__Problem statement__:
Tell me how many lines in the data below hold the string "kind", and say nothing else.

__Supplied data__:

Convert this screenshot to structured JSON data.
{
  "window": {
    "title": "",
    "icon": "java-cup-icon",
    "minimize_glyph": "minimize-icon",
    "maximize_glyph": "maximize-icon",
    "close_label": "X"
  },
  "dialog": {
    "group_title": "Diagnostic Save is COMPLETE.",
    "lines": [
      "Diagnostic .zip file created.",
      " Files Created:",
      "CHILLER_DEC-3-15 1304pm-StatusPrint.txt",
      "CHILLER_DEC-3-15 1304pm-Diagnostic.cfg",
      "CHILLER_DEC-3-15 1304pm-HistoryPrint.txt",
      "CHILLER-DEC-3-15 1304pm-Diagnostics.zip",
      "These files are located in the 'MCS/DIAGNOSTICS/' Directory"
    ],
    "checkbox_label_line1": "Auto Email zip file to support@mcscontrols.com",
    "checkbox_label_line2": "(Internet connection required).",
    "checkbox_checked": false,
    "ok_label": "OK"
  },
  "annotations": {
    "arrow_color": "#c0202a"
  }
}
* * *
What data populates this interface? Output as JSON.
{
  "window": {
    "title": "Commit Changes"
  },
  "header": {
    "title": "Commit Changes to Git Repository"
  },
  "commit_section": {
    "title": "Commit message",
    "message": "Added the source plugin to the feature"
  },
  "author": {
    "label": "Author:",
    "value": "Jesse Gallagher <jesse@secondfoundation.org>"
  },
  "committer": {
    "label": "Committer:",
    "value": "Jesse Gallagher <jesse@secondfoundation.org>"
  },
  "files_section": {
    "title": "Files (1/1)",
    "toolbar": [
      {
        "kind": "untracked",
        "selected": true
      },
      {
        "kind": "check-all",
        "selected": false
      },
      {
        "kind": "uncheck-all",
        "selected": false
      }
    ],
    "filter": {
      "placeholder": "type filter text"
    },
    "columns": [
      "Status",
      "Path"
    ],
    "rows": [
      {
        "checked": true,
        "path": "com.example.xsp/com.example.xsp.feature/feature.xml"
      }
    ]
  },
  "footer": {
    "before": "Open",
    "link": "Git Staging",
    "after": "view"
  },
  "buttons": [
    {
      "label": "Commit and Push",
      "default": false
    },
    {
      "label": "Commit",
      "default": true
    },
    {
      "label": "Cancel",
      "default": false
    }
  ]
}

__Reply to the exercise__:
3